[Data extracts]

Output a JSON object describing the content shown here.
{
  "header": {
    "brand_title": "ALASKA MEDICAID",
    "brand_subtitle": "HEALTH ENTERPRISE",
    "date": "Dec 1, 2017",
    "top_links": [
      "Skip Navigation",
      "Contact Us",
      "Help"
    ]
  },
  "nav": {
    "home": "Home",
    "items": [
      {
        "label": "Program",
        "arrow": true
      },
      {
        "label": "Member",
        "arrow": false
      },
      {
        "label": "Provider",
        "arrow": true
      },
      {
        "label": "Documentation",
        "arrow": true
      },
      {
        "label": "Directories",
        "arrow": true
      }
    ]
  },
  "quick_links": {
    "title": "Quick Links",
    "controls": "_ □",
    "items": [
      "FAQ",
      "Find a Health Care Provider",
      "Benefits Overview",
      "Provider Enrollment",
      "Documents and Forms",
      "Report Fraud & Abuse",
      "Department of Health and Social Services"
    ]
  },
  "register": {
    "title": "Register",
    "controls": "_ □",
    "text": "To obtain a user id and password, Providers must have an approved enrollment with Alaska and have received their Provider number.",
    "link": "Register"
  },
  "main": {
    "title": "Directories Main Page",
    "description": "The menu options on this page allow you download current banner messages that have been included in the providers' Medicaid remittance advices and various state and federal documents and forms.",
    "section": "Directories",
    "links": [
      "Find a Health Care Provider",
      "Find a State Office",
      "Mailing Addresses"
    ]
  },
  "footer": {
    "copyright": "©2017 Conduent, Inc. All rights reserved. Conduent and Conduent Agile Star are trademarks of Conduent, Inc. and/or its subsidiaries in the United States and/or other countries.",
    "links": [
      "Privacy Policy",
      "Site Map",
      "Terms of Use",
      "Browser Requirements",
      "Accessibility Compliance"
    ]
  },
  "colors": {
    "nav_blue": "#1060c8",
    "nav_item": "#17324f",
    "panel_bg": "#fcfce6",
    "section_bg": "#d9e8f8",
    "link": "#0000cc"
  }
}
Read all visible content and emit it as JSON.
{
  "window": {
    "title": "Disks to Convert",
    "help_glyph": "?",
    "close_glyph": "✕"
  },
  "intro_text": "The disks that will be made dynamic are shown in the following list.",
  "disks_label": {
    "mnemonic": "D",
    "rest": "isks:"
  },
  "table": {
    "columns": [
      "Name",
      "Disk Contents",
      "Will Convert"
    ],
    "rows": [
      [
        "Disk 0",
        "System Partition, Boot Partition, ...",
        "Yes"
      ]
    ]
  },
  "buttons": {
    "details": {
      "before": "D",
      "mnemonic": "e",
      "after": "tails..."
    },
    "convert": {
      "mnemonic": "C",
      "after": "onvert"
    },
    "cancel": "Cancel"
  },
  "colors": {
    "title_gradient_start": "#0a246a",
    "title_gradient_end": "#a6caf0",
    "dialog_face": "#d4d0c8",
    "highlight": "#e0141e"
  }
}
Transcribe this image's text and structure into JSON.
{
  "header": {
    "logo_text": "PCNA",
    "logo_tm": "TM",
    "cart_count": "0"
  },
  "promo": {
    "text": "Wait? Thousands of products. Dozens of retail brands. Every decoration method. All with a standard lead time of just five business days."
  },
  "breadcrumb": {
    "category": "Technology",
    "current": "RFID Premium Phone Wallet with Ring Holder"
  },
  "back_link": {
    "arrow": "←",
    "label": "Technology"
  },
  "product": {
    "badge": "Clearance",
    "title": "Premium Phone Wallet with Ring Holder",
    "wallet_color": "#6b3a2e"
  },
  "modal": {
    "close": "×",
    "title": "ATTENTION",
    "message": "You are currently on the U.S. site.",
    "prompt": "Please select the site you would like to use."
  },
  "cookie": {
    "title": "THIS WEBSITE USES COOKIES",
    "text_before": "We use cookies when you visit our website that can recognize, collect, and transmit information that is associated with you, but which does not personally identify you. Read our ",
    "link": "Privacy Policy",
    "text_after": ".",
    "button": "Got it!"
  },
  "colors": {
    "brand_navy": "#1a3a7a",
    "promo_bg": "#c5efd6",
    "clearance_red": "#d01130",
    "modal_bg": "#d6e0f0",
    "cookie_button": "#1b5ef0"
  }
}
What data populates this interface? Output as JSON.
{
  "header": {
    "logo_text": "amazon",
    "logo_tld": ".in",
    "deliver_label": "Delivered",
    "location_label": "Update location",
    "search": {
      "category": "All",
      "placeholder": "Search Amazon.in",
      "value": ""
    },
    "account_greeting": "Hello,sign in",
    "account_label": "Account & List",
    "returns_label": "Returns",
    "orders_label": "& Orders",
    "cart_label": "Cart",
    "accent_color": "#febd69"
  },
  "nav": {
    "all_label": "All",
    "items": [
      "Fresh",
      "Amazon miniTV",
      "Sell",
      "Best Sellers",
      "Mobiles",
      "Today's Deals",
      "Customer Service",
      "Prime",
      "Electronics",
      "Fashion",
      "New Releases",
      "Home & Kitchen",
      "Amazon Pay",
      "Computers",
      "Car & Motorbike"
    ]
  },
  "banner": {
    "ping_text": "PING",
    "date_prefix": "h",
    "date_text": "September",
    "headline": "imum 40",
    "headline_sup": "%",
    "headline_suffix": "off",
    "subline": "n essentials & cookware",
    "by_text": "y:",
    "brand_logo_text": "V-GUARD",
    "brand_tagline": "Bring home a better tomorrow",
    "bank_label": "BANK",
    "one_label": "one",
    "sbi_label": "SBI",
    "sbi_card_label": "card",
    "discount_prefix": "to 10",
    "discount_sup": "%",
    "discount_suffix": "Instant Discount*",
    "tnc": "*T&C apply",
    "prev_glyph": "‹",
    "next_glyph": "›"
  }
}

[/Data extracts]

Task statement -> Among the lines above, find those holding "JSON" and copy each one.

Response ->
Output a JSON object describing the content shown here.
Read all visible content and emit it as JSON.
Transcribe this image's text and structure into JSON.
What data populates this interface? Output as JSON.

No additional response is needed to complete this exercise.